(Collected data)
Segment Open

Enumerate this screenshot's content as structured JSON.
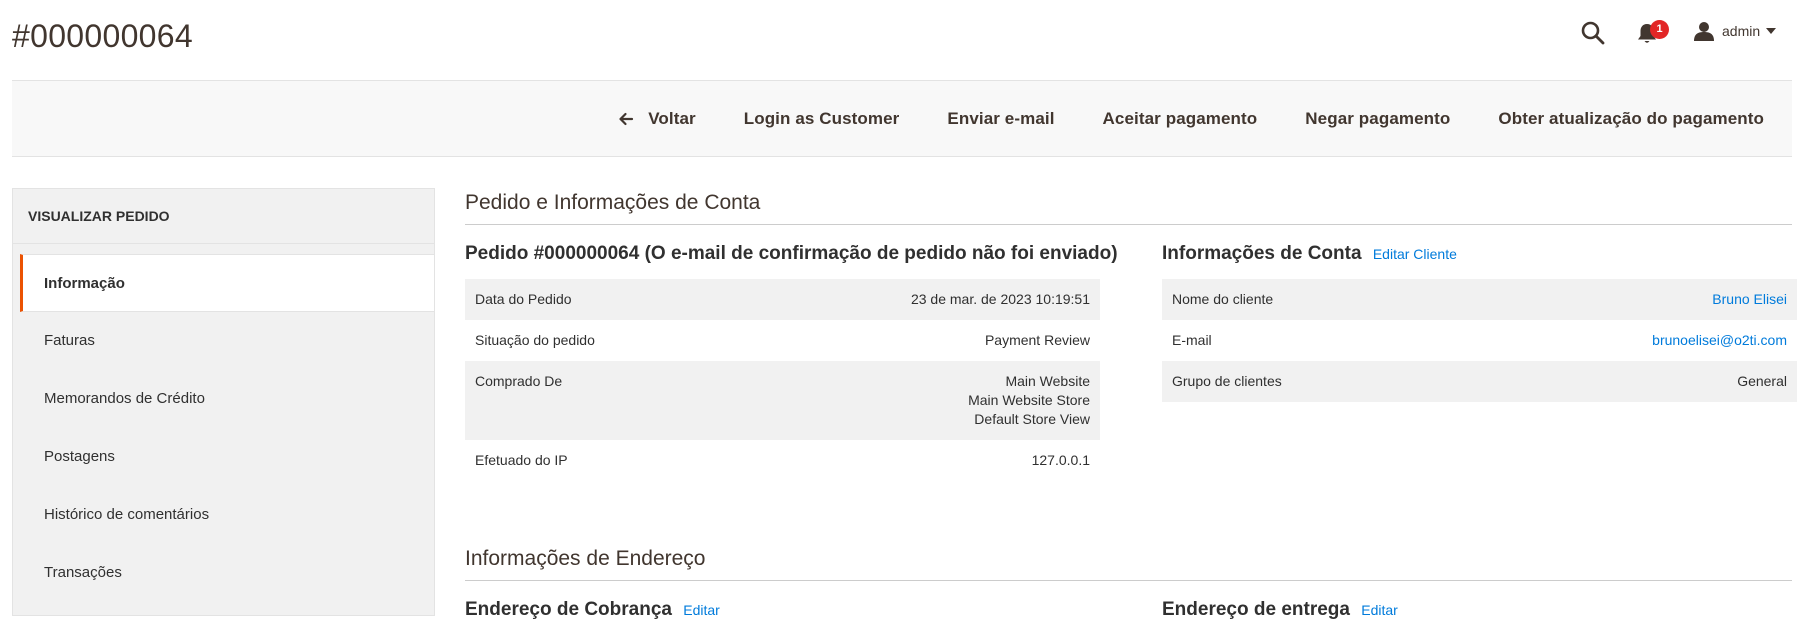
{
  "header": {
    "title": "#000000064",
    "notifications_count": "1",
    "user_name": "admin"
  },
  "action_bar": {
    "back_label": "Voltar",
    "login_as_customer_label": "Login as Customer",
    "send_email_label": "Enviar e-mail",
    "accept_payment_label": "Aceitar pagamento",
    "deny_payment_label": "Negar pagamento",
    "get_payment_update_label": "Obter atualização do pagamento"
  },
  "sidebar": {
    "title": "VISUALIZAR PEDIDO",
    "items": [
      {
        "label": "Informação",
        "active": true
      },
      {
        "label": "Faturas",
        "active": false
      },
      {
        "label": "Memorandos de Crédito",
        "active": false
      },
      {
        "label": "Postagens",
        "active": false
      },
      {
        "label": "Histórico de comentários",
        "active": false
      },
      {
        "label": "Transações",
        "active": false
      }
    ]
  },
  "order_section": {
    "title": "Pedido e Informações de Conta",
    "order": {
      "title": "Pedido #000000064 (O e-mail de confirmação de pedido não foi enviado)",
      "rows": {
        "date_label": "Data do Pedido",
        "date_value": "23 de mar. de 2023 10:19:51",
        "status_label": "Situação do pedido",
        "status_value": "Payment Review",
        "purchased_from_label": "Comprado De",
        "purchased_from_lines": [
          "Main Website",
          "Main Website Store",
          "Default Store View"
        ],
        "ip_label": "Efetuado do IP",
        "ip_value": "127.0.0.1"
      }
    },
    "account": {
      "title": "Informações de Conta",
      "edit_label": "Editar Cliente",
      "rows": {
        "name_label": "Nome do cliente",
        "name_value": "Bruno Elisei",
        "email_label": "E-mail",
        "email_value": "brunoelisei@o2ti.com",
        "group_label": "Grupo de clientes",
        "group_value": "General"
      }
    }
  },
  "address_section": {
    "title": "Informações de Endereço",
    "billing_title": "Endereço de Cobrança",
    "billing_edit_label": "Editar",
    "shipping_title": "Endereço de entrega",
    "shipping_edit_label": "Editar"
  },
  "colors": {
    "accent": "#eb5202",
    "link": "#007bdb",
    "badge": "#e22626"
  },
  "icons": {
    "search": "search-icon",
    "notifications": "bell-icon",
    "user": "user-icon",
    "dropdown": "caret-down-icon",
    "back": "arrow-left-icon"
  }
}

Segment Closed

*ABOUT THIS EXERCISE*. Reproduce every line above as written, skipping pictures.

*REPLY*.
Enumerate this screenshot's content as structured JSON.
{
  "header": {
    "title": "#000000064",
    "notifications_count": "1",
    "user_name": "admin"
  },
  "action_bar": {
    "back_label": "Voltar",
    "login_as_customer_label": "Login as Customer",
    "send_email_label": "Enviar e-mail",
    "accept_payment_label": "Aceitar pagamento",
    "deny_payment_label": "Negar pagamento",
    "get_payment_update_label": "Obter atualização do pagamento"
  },
  "sidebar": {
    "title": "VISUALIZAR PEDIDO",
    "items": [
      {
        "label": "Informação",
        "active": true
      },
      {
        "label": "Faturas",
        "active": false
      },
      {
        "label": "Memorandos de Crédito",
        "active": false
      },
      {
        "label": "Postagens",
        "active": false
      },
      {
        "label": "Histórico de comentários",
        "active": false
      },
      {
        "label": "Transações",
        "active": false
      }
    ]
  },
  "order_section": {
    "title": "Pedido e Informações de Conta",
    "order": {
      "title": "Pedido #000000064 (O e-mail de confirmação de pedido não foi enviado)",
      "rows": {
        "date_label": "Data do Pedido",
        "date_value": "23 de mar. de 2023 10:19:51",
        "status_label": "Situação do pedido",
        "status_value": "Payment Review",
        "purchased_from_label": "Comprado De",
        "purchased_from_lines": [
          "Main Website",
          "Main Website Store",
          "Default Store View"
        ],
        "ip_label": "Efetuado do IP",
        "ip_value": "127.0.0.1"
      }
    },
    "account": {
      "title": "Informações de Conta",
      "edit_label": "Editar Cliente",
      "rows": {
        "name_label": "Nome do cliente",
        "name_value": "Bruno Elisei",
        "email_label": "E-mail",
        "email_value": "brunoelisei@o2ti.com",
        "group_label": "Grupo de clientes",
        "group_value": "General"
      }
    }
  },
  "address_section": {
    "title": "Informações de Endereço",
    "billing_title": "Endereço de Cobrança",
    "billing_edit_label": "Editar",
    "shipping_title": "Endereço de entrega",
    "shipping_edit_label": "Editar"
  },
  "colors": {
    "accent": "#eb5202",
    "link": "#007bdb",
    "badge": "#e22626"
  },
  "icons": {
    "search": "search-icon",
    "notifications": "bell-icon",
    "user": "user-icon",
    "dropdown": "caret-down-icon",
    "back": "arrow-left-icon"
  }
}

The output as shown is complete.